That’s not to say that there’s no place in travel planning for the good old fashioned guide book. I have an entire shelf in my office devoted to guidebooks, and I’m certain that before I’m done, I’ll need an entire room to house them all. A good travel book will offer more than you can easily find online; walking tours, itinerary ideas, and detailed maps are all good things to have both during the planning process and while on the road. I have been known to use the local Barnes and Nobel as a sort of library, flipping through guide books, taking notes, and then returning them to the shelves, but I’ll always purchase at least one quality guide book for each destination I’m visiting. I take notes in the books, plot locations on the maps inside, and use the suggestions to further my research.
This is my travel-planning public service announcement: do not, I repeat, do not begin your pre-trip research by posting a vague question on an online forum. Here’s why:
Ok. So I’ve done some online research and I’ve read (or skimmed) a guidebook (or three). By this point in the planning process, I’ve reached an important milestone–I know what I know, and I know what I need to know.
That last part is really important. As a teacher, I’ve come across so many students who will just throw their hands up in the air and say ‘I don’t get it’. But what don’t you get, I ask. All of it, they respond. I don’t get all of it. I can’t really help those kids.
I can, however, help the kids that have specific questions. This is where you should be in the planning stage when you begin posting in online forums. You must come to them with questions–not just vague ‘tell me about Prague’ statements.
Personally, I like Tripadvisor. I’ve not taken one single trip, booked one single hotel room or made one single dining reservation without first consulting the Tripadvisor reviews and then, more often than not, consulting the Tripadvisor destination-specific forums. And never, not once, have I been steered wrong.
Of course, there’s more out there than just Tripadvisor, and depending upon my destination, I will consult other boards as well. I’m a frequent questioner and contributor on the Passporter Forums (a Disney-specific site), Cruise Critic, and spent quite a bit of time on the Rick Steves boards when planning The Great Europe Trip of 2010.
By now you should be good to go; you know where you are going, how to get there, and what you want to do, see, and eat when you arrive. You could feel free to consider yourself done planning and just sit back and await your trip. But really–what would be the fun in that?

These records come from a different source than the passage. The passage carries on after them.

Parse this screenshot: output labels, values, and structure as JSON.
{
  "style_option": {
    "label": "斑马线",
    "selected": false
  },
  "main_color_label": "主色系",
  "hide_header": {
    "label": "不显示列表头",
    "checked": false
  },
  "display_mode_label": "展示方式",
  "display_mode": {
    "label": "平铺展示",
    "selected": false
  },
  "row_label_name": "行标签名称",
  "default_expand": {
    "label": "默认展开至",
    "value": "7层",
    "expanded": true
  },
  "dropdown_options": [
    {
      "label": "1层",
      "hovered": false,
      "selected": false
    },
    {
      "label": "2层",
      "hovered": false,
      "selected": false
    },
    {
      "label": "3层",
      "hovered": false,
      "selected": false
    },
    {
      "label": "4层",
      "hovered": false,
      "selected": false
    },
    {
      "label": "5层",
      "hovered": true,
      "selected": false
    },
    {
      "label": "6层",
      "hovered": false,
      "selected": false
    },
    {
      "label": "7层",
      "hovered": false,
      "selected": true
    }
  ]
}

In my world, travel planning is half the fun. And, also in my world, travel planning does not end until you pull out of your driveway or take off down the runway. Thus, the final stage in my pre-trip research is the reading-of-the-blogs stage.
I love reading blogs, but I don’t follow many travel blogs religiously. Instead, I read select travel blog posts during the final stages of my pre-trip research. If I’m headed off to Vegas for a long weekend, I’ll start reading blog posts devoted to Las Vegas. If I’m joining my mother in Disney World, my Disney blog reading increases in the days and weeks leading up to that trip. The planning of my summer road trip has led me to discover all kinds of travel blogs featuring either stories of road trips or featuring destinations I’ll be visiting, from major cities to national parks. And when I have a question, I’ll post a question in the comments section, which not only results in a more informed me, but a personal connection made with another traveler.
Speaking of which–why don’t you share your thoughts in the comments section below? How do you conduct pre-trip research? What changes or additions would you make to my method? Do you have any time-saving travel research books or websites to recommend? Please share them!